MATERIALS PROVIDED:

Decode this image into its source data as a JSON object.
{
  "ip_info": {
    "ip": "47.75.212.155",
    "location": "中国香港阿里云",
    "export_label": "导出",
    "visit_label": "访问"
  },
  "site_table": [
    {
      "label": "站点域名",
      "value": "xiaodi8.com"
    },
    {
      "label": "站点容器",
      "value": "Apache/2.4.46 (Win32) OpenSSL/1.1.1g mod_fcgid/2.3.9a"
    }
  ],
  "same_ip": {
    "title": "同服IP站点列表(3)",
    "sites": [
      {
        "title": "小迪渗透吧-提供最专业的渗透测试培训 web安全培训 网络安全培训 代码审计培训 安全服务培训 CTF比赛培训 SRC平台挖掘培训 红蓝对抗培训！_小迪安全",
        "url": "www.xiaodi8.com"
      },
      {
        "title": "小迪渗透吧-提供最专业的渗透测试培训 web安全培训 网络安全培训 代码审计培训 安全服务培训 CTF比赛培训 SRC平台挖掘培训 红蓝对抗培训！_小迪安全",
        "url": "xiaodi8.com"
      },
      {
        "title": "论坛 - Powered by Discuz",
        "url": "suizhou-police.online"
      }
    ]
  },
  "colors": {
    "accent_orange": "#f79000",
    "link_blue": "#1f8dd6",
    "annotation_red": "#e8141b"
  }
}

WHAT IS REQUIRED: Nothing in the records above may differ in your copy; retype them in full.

TASK ANSWER:
Decode this image into its source data as a JSON object.
{
  "ip_info": {
    "ip": "47.75.212.155",
    "location": "中国香港阿里云",
    "export_label": "导出",
    "visit_label": "访问"
  },
  "site_table": [
    {
      "label": "站点域名",
      "value": "xiaodi8.com"
    },
    {
      "label": "站点容器",
      "value": "Apache/2.4.46 (Win32) OpenSSL/1.1.1g mod_fcgid/2.3.9a"
    }
  ],
  "same_ip": {
    "title": "同服IP站点列表(3)",
    "sites": [
      {
        "title": "小迪渗透吧-提供最专业的渗透测试培训 web安全培训 网络安全培训 代码审计培训 安全服务培训 CTF比赛培训 SRC平台挖掘培训 红蓝对抗培训！_小迪安全",
        "url": "www.xiaodi8.com"
      },
      {
        "title": "小迪渗透吧-提供最专业的渗透测试培训 web安全培训 网络安全培训 代码审计培训 安全服务培训 CTF比赛培训 SRC平台挖掘培训 红蓝对抗培训！_小迪安全",
        "url": "xiaodi8.com"
      },
      {
        "title": "论坛 - Powered by Discuz",
        "url": "suizhou-police.online"
      }
    ]
  },
  "colors": {
    "accent_orange": "#f79000",
    "link_blue": "#1f8dd6",
    "annotation_red": "#e8141b"
  }
}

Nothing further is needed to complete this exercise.